“Capt. Weddell reached this point in 1823”
By NEWTON, [John]., 1845
Newton’s New & Improved Terrestrial Globe [and] Newton’s New & Improved Celestial Globe.
- Author: NEWTON, [John].
- Publication place: London
- Publisher: [Newton & Son], 66 Chancery Lane
- Publication date: c1845-1846
- Physical description: A pair of terrestrial and celestial globes, each with 12 hand-coloured engraved paper gores, clipped at 70 degrees latitude, with two polar calottes, over a papier mâché and plaster sphere, varnished, mounted in a brass meridian half-circle supported by turned wooden pedestal stand.
- Dimensions: Diameter: 150mm (6 inches) each.
- Inventory reference: 15683
During the first half of the nineteenth century the firm of Newton, together with Bardin and Cary, occupied a leading position in the manufacture of globes in London. The firm was established by John Newton in 1783 and operated originally from the Globe & Sun 128 Chancery Lane, moving to 97 Chancery Lane in 1803, before settling at 66 Chancery Lane in 1817.

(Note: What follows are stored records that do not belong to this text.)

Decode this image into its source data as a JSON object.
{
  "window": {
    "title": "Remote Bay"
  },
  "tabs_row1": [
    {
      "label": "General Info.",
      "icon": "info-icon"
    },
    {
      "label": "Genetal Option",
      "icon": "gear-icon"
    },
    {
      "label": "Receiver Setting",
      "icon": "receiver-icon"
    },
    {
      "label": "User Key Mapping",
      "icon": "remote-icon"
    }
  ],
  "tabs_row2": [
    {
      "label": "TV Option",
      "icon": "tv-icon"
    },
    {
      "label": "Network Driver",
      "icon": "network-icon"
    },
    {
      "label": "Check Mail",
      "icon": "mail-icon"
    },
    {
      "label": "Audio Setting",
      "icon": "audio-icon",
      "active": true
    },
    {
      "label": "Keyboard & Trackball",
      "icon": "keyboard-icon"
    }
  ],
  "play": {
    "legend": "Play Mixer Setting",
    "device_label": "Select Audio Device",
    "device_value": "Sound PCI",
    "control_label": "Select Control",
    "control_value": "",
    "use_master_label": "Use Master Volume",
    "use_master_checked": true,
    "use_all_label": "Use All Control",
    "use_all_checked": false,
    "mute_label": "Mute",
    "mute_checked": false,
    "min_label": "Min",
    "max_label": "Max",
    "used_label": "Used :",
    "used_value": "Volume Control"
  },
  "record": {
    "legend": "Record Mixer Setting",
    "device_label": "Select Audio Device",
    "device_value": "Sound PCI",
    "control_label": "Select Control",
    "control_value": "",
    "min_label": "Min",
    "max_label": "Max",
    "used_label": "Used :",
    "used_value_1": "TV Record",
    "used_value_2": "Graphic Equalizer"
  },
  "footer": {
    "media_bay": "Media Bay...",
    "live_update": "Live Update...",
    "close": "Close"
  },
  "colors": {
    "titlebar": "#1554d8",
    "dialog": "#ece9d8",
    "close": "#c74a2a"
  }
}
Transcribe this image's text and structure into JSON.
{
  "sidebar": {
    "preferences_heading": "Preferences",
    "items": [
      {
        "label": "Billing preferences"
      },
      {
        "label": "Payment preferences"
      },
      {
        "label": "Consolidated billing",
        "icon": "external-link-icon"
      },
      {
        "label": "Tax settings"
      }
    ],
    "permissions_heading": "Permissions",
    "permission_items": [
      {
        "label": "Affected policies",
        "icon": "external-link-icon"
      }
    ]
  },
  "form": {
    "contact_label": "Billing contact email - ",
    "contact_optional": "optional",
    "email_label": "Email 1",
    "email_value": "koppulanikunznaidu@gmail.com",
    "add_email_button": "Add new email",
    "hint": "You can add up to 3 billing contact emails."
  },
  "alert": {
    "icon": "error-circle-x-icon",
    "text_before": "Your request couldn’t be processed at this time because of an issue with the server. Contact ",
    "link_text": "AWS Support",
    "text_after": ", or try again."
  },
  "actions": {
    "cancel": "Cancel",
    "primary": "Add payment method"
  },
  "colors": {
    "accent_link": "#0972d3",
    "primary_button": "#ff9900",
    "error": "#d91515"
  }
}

John Newton (1759–1844) was trained by Thomas Bateman (fl1754-81), who had previously been apprenticed to Nathaniel Hill (fl1746-1768). Newton’s first globe was a revised edition of Hill’s 1754 pocket globe, which he published in 1783 in association with William Palmer. The partnership dissolved shortly after, and Newton continued to publish the pocket globe under his own name. John’s second son William Newton (1786–1861) joined the firm between 1814–1816, which traded under the name J. & W. Newton. In the same year the firm produced a new series of globes, including a new pocket globe.
By the 1830s the firm was also active as a patent agent and was joined by Miles Berry, a civil engineer and patent agent, after which the firm was known as Newton, Berry & Son. In 1842, William’s eldest son, William Edward Newton (1818–1879), joined the business, followed by his brother Alfred Vincent Newton (1821–1900). The firm became known as W. Newton & Son, or once again, on the death of William, as simply Newton & Son from 1861 until about 1883.
Perhaps the greatest triumph for the Newton family was the Great Exhibition of 1851, where, aside from the globes they exhibited from 150 to 635mm (1 to 25 inches) in diameter, they were awarded a prize medal for a manuscript terrestrial globe of six feet in diameter.
The cartography, given in English, is based on that of Newton’s previous terrestrial globes. The “Antipodes of London” is shown, and the South Polar Region is empty except for a notation that reads “Capt. Weddell reached this point in 1823”. To the west of America, there is a solar declination scale in the shape of an “8” to replace the ecliptic which is labelled. Eight oceans are named, and there is additional information provided in the South Pacific Ocean.
The cartography, given in English and Latin, is based on that of Newton’s previous celestial globes. There is a labelled magnitude table above a cartouche. For some variable stars the range in magnitudes is also given. A total of 42 stars and three star groups are named. The 48 Ptolemaic constellations and four of the non-Ptolemaic constellations are drawn. Eight of the southern constellations are drawn as well as those of Plancius, those of Hevelius, except Triangulum Minus, and those of Lacaille. However, not all the constellations are labelled.